Task brief>
Scan the entries for lines with the word "name" and copy those lines.

Excerpts from a dataset:
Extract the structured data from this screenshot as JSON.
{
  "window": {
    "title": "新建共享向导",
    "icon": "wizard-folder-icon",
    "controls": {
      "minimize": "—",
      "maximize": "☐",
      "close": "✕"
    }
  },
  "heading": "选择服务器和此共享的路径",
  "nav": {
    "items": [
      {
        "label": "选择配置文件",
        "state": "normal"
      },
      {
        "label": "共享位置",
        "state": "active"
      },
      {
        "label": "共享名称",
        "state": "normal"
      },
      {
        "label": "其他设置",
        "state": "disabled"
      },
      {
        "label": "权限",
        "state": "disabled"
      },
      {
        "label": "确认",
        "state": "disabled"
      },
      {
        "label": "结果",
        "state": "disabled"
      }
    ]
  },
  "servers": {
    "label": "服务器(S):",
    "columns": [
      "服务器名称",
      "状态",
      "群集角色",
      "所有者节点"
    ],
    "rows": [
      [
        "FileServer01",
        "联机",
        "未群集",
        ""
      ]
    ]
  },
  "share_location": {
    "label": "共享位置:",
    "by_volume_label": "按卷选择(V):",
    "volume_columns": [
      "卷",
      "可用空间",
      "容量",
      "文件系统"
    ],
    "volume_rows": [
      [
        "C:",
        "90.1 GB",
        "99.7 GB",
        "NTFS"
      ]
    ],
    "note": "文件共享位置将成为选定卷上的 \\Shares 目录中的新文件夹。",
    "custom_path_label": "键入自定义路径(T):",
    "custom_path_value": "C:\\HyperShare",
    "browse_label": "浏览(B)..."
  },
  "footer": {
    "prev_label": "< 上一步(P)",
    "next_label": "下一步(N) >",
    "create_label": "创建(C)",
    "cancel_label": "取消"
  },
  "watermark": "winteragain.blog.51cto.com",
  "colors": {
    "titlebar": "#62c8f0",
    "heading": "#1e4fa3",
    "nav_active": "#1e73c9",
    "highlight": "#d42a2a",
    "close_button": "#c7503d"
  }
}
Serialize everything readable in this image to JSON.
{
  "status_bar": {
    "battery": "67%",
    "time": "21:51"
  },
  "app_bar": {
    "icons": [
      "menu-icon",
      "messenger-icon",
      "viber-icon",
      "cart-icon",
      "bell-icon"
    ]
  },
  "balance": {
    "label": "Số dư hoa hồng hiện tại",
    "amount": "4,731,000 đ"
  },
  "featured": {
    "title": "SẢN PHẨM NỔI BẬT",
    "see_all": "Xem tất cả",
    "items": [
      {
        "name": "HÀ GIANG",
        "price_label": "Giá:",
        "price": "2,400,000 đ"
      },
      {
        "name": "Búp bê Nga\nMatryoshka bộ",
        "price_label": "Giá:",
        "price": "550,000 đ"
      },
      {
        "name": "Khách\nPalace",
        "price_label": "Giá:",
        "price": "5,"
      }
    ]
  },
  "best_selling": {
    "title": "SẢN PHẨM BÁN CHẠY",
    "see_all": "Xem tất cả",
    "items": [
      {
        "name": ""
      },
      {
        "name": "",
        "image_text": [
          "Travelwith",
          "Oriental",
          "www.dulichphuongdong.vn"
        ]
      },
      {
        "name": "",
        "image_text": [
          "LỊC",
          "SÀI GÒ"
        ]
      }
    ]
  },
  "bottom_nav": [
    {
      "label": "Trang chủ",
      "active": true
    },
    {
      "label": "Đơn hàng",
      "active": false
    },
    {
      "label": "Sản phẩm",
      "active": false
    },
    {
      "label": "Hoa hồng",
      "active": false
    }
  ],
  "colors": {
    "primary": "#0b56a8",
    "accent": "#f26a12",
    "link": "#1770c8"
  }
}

Result of this exercise>
        "name": "HÀ GIANG",
        "name": "Búp bê Nga\nMatryoshka bộ",
        "name": "Khách\nPalace",
        "name": ""
        "name": "",
        "name": "",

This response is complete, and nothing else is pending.